By Pradeep Shetty:
In January, 2014, I saw a tweet from historian Ramachandra Guha that really inspired me. It was about the great pride he felt for his nephew Krishna, who had just started Avanti Learning Centres, to teach bright students from low-income backgrounds. “His (Krishna’s) teacher-grandfather would have been even prouder,” Mr Guha tweeted.
This got me really thinking. I had always envisioned taking up teaching full time after gaining a decade of work experience across sectors. But now I asked myself – if my ultimate aim is to be a teacher, why wait? Will working in the corporate sector teach me to be a better teacher? My answer was ‘no’. So, I left my IT job and joined Avanti. And just like that, I found my life’s purpose. And happiness.
I started off teaching kids in Jawahar Navodaya Vidyalaya, Mangalore. These children were mostly from rural parts of Dakshina Kannada, and they were hardworking and compassionate. They showered upon me much love and affection, which is very hard to see in any other profession. One day while playing basketball with the students, I twisted my left ankle very badly and couldn’t move for a week. The students brought food from the mess to my room every day and cajoled me into taking medicines, from time to time. I’ll never forget my students’ kindness. That is when I decided I’m going to be a teacher for life.
After a year or so, I gradually moved on to a role, which involves managing teachers across Karnataka and creating an environment where teachers can perform to their full potential. We teach in Toranagallu, Bengaluru, Hubli-Dharwad, Coorg, Tumkur, Hassan and Mysore and my goal is to reach every district of Karnataka over the next five years.
My team of teachers is my greatest motivation and it is heartening to see graduates from the top colleges of the country, come to teach in all these places. Some of them have worked in top companies in the world, but like me felt that there was something missing in their life. That’s when they switched over to Avanti to teach. They wanted to make a difference at the grassroots, and enjoy their contribution in building human and social capital for a resurgent India. These teachers make me believe that the younger generation of our country is in safe hands.

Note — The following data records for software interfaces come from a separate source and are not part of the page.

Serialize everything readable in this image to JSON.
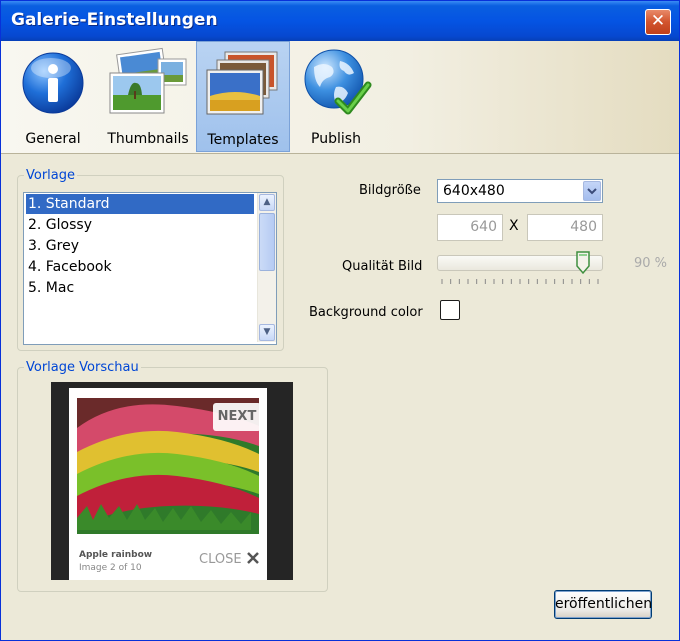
{
  "window": {
    "title": "Galerie-Einstellungen",
    "close_glyph": "✕"
  },
  "toolbar": {
    "items": [
      {
        "label": "General",
        "icon": "info-icon",
        "active": false
      },
      {
        "label": "Thumbnails",
        "icon": "thumbnails-icon",
        "active": false
      },
      {
        "label": "Templates",
        "icon": "templates-icon",
        "active": true
      },
      {
        "label": "Publish",
        "icon": "globe-publish-icon",
        "active": false
      }
    ]
  },
  "vorlage": {
    "legend": "Vorlage",
    "items": [
      "1. Standard",
      "2. Glossy",
      "3. Grey",
      "4. Facebook",
      "5. Mac"
    ],
    "selected_index": 0
  },
  "settings": {
    "bildgroesse_label": "Bildgröße",
    "bildgroesse_value": "640x480",
    "width": "640",
    "x_label": "X",
    "height": "480",
    "qualitaet_label": "Qualität Bild",
    "qualitaet_value": "90 %",
    "qualitaet_level": 0.9,
    "background_label": "Background color",
    "background_checked": false
  },
  "preview": {
    "legend": "Vorlage Vorschau",
    "next_label": "NEXT",
    "caption_title": "Apple rainbow",
    "caption_sub": "Image 2 of 10",
    "close_label": "CLOSE"
  },
  "footer": {
    "publish_label": "eröffentlichen."
  },
  "colors": {
    "title_bar": "#0554e3",
    "selection": "#316ac5",
    "legend": "#0046d5"
  }
}
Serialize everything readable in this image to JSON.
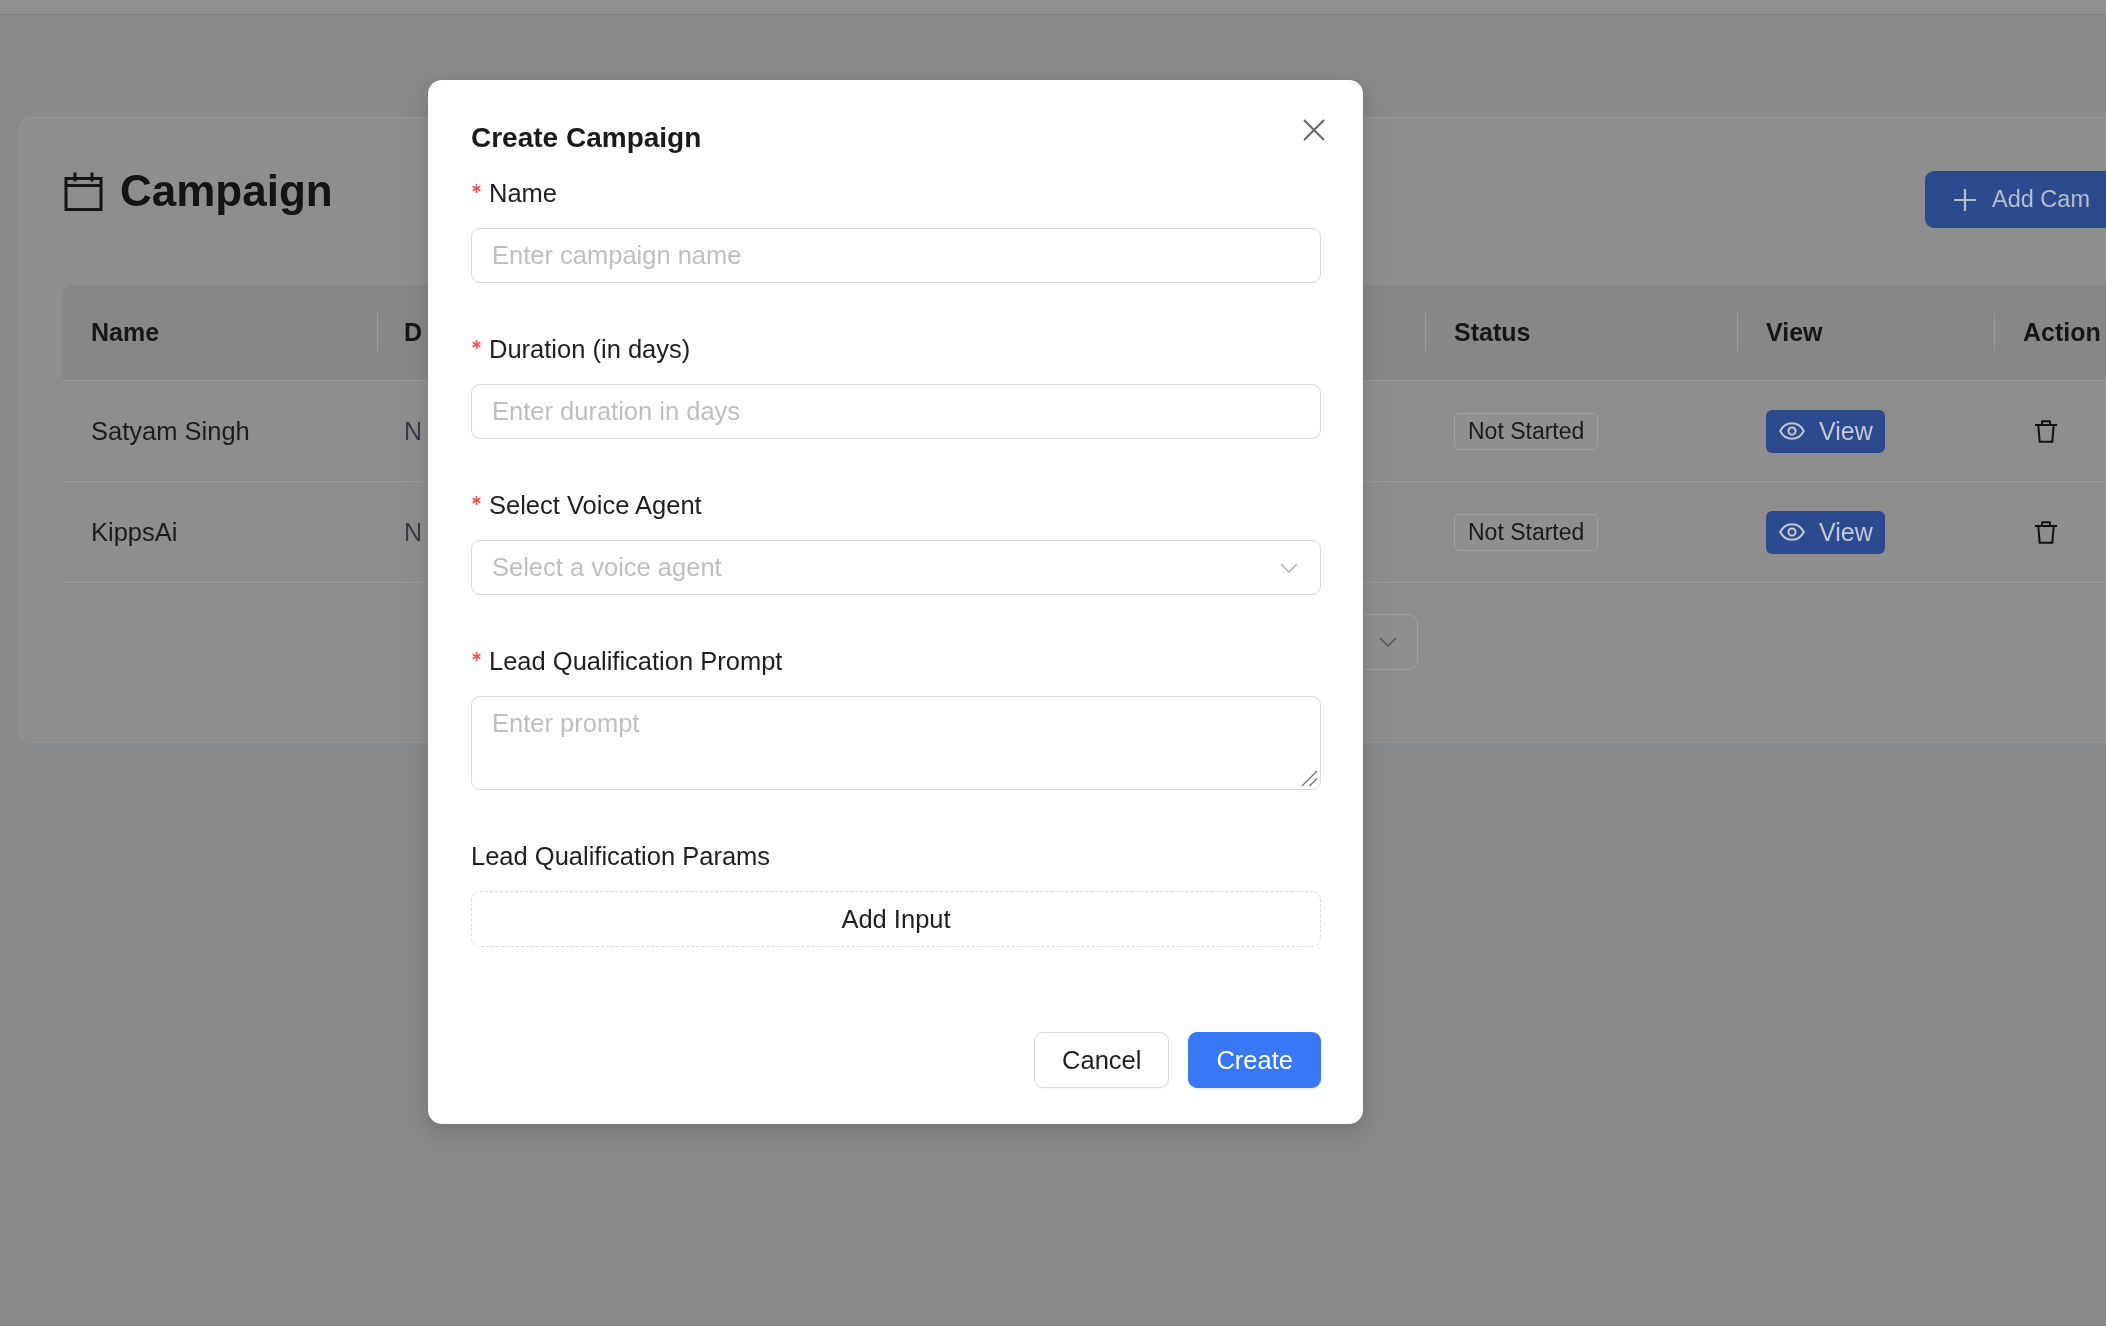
{
  "page": {
    "title": "Campaign",
    "add_button": "Add Cam"
  },
  "table": {
    "columns": [
      "Name",
      "D",
      "Status",
      "View",
      "Action"
    ],
    "rows": [
      {
        "name": "Satyam Singh",
        "column_2": "N",
        "status": "Not Started",
        "view_button": "View"
      },
      {
        "name": "KippsAi",
        "column_2": "N",
        "status": "Not Started",
        "view_button": "View"
      }
    ]
  },
  "modal": {
    "title": "Create Campaign",
    "fields": [
      {
        "kind": "input",
        "label": "Name",
        "required": true,
        "placeholder": "Enter campaign name"
      },
      {
        "kind": "input",
        "label": "Duration (in days)",
        "required": true,
        "placeholder": "Enter duration in days"
      },
      {
        "kind": "select",
        "label": "Select Voice Agent",
        "required": true,
        "placeholder": "Select a voice agent"
      },
      {
        "kind": "textarea",
        "label": "Lead Qualification Prompt",
        "required": true,
        "placeholder": "Enter prompt"
      },
      {
        "kind": "add_button",
        "label": "Lead Qualification Params",
        "required": false,
        "button_label": "Add Input"
      }
    ],
    "buttons": [
      {
        "kind": "default",
        "label": "Cancel"
      },
      {
        "kind": "primary",
        "label": "Create"
      }
    ]
  }
}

My own journey of teaching began with my love for storytelling. During engineering and MBA, whenever we had free time, I would teach random topics to my classmates using stories. My classmates came to love this and wanted more of this.
I notice that students, too, are always attentive when a good story is being told. How you introduce a topic and build a story in a language they understand, matters. I also believe that if you can inspire students to learn, you’ll be surprised at what they can learn on their own. This is important because you can only teach them limited things in a limited time. But if you can inspire them to learn on their own, there is no limit to learning. In other words get the students on to the driving seat and get out of their way!
Today, there are many examples of wonderful teachers both in the private and government system. The problem is that they are overwhelmed. Their work is not just teaching subjects but in many cases changing social behaviour. For instance, in North Karnataka, I was shocked to learn from a school principal in Bellary that most girls are married off by the age of 18 and they are taken out of the school for this purpose. In fact, the percentage of women married by the time they were 18 in Karnataka stood at 45% in 2011. To fight this practice, the teachers and principals of schools here are counselling parents and the elders of the villages about the harm it does to the girls.
Another problem that is dogging our education system is students going behind marks rather than learning life skills and concepts. It is a problem of such a scale that a handful of people can’t solve it. What we need is, lots and lots of good people joining the teaching profession. After all, the subjects and the topics, which we learn become immaterial and useless after a point of time, and it is the values we imbibe that are more meaningful for life.
I believe that if we as a group of teachers are able to inspire others to become teachers, then we have done a wonderful job. Furthermore, when it comes to choosing a profession, if my students think of teaching as their first choice, that would make this teacher truly happy!
Featured and banner image shared by Pradeep Shetty